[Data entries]
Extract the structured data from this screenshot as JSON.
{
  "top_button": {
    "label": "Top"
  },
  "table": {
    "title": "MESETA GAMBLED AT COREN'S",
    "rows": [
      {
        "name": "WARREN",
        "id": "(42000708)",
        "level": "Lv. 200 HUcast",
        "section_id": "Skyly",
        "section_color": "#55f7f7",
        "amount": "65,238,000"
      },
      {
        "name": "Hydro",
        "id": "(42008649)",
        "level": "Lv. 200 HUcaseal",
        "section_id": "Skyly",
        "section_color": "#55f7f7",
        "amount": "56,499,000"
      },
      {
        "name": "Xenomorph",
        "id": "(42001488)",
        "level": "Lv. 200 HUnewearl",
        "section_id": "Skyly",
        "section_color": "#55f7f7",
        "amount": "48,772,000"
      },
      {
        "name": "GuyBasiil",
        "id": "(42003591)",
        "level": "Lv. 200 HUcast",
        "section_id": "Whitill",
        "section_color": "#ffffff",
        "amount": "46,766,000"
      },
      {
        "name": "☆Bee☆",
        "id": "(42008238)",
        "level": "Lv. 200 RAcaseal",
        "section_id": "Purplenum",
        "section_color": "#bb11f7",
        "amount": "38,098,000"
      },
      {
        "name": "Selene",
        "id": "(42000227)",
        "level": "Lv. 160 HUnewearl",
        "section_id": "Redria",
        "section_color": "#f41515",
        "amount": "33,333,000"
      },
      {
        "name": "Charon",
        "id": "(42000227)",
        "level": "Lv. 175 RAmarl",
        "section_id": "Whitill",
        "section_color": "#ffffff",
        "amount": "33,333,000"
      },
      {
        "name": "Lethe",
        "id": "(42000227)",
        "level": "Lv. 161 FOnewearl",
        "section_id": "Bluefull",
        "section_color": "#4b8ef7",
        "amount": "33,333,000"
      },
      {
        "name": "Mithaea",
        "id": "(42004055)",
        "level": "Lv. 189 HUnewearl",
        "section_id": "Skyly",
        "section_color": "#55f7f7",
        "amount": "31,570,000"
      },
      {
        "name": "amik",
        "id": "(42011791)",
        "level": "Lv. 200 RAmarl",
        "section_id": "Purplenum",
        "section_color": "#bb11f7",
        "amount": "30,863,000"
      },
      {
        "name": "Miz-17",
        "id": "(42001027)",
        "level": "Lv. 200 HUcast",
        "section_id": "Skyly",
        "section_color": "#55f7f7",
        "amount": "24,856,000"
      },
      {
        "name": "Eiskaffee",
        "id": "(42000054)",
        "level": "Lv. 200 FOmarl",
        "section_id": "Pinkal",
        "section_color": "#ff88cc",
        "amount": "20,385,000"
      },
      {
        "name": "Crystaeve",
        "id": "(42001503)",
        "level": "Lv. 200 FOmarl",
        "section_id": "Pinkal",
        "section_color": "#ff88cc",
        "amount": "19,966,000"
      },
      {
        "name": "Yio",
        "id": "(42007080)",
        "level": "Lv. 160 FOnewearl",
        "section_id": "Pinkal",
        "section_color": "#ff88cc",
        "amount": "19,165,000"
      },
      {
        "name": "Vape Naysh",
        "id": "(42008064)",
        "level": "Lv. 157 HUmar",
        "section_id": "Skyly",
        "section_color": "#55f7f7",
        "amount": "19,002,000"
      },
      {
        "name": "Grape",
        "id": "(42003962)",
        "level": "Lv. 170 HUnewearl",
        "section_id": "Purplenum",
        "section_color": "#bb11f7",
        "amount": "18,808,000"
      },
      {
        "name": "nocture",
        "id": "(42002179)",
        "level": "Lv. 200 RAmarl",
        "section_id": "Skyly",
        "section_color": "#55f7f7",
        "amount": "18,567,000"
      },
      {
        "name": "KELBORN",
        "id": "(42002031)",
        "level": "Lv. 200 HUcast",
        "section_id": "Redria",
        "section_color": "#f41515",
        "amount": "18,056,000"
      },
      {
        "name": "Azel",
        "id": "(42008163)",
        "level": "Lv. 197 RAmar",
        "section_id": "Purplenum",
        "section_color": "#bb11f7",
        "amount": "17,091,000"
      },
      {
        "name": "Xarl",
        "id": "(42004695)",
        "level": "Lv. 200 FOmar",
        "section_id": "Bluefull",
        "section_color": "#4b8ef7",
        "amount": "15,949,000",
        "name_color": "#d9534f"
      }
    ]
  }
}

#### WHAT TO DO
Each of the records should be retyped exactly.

#### YOUR RESPONSE
Extract the structured data from this screenshot as JSON.
{
  "top_button": {
    "label": "Top"
  },
  "table": {
    "title": "MESETA GAMBLED AT COREN'S",
    "rows": [
      {
        "name": "WARREN",
        "id": "(42000708)",
        "level": "Lv. 200 HUcast",
        "section_id": "Skyly",
        "section_color": "#55f7f7",
        "amount": "65,238,000"
      },
      {
        "name": "Hydro",
        "id": "(42008649)",
        "level": "Lv. 200 HUcaseal",
        "section_id": "Skyly",
        "section_color": "#55f7f7",
        "amount": "56,499,000"
      },
      {
        "name": "Xenomorph",
        "id": "(42001488)",
        "level": "Lv. 200 HUnewearl",
        "section_id": "Skyly",
        "section_color": "#55f7f7",
        "amount": "48,772,000"
      },
      {
        "name": "GuyBasiil",
        "id": "(42003591)",
        "level": "Lv. 200 HUcast",
        "section_id": "Whitill",
        "section_color": "#ffffff",
        "amount": "46,766,000"
      },
      {
        "name": "☆Bee☆",
        "id": "(42008238)",
        "level": "Lv. 200 RAcaseal",
        "section_id": "Purplenum",
        "section_color": "#bb11f7",
        "amount": "38,098,000"
      },
      {
        "name": "Selene",
        "id": "(42000227)",
        "level": "Lv. 160 HUnewearl",
        "section_id": "Redria",
        "section_color": "#f41515",
        "amount": "33,333,000"
      },
      {
        "name": "Charon",
        "id": "(42000227)",
        "level": "Lv. 175 RAmarl",
        "section_id": "Whitill",
        "section_color": "#ffffff",
        "amount": "33,333,000"
      },
      {
        "name": "Lethe",
        "id": "(42000227)",
        "level": "Lv. 161 FOnewearl",
        "section_id": "Bluefull",
        "section_color": "#4b8ef7",
        "amount": "33,333,000"
      },
      {
        "name": "Mithaea",
        "id": "(42004055)",
        "level": "Lv. 189 HUnewearl",
        "section_id": "Skyly",
        "section_color": "#55f7f7",
        "amount": "31,570,000"
      },
      {
        "name": "amik",
        "id": "(42011791)",
        "level": "Lv. 200 RAmarl",
        "section_id": "Purplenum",
        "section_color": "#bb11f7",
        "amount": "30,863,000"
      },
      {
        "name": "Miz-17",
        "id": "(42001027)",
        "level": "Lv. 200 HUcast",
        "section_id": "Skyly",
        "section_color": "#55f7f7",
        "amount": "24,856,000"
      },
      {
        "name": "Eiskaffee",
        "id": "(42000054)",
        "level": "Lv. 200 FOmarl",
        "section_id": "Pinkal",
        "section_color": "#ff88cc",
        "amount": "20,385,000"
      },
      {
        "name": "Crystaeve",
        "id": "(42001503)",
        "level": "Lv. 200 FOmarl",
        "section_id": "Pinkal",
        "section_color": "#ff88cc",
        "amount": "19,966,000"
      },
      {
        "name": "Yio",
        "id": "(42007080)",
        "level": "Lv. 160 FOnewearl",
        "section_id": "Pinkal",
        "section_color": "#ff88cc",
        "amount": "19,165,000"
      },
      {
        "name": "Vape Naysh",
        "id": "(42008064)",
        "level": "Lv. 157 HUmar",
        "section_id": "Skyly",
        "section_color": "#55f7f7",
        "amount": "19,002,000"
      },
      {
        "name": "Grape",
        "id": "(42003962)",
        "level": "Lv. 170 HUnewearl",
        "section_id": "Purplenum",
        "section_color": "#bb11f7",
        "amount": "18,808,000"
      },
      {
        "name": "nocture",
        "id": "(42002179)",
        "level": "Lv. 200 RAmarl",
        "section_id": "Skyly",
        "section_color": "#55f7f7",
        "amount": "18,567,000"
      },
      {
        "name": "KELBORN",
        "id": "(42002031)",
        "level": "Lv. 200 HUcast",
        "section_id": "Redria",
        "section_color": "#f41515",
        "amount": "18,056,000"
      },
      {
        "name": "Azel",
        "id": "(42008163)",
        "level": "Lv. 197 RAmar",
        "section_id": "Purplenum",
        "section_color": "#bb11f7",
        "amount": "17,091,000"
      },
      {
        "name": "Xarl",
        "id": "(42004695)",
        "level": "Lv. 200 FOmar",
        "section_id": "Bluefull",
        "section_color": "#4b8ef7",
        "amount": "15,949,000",
        "name_color": "#d9534f"
      }
    ]
  }
}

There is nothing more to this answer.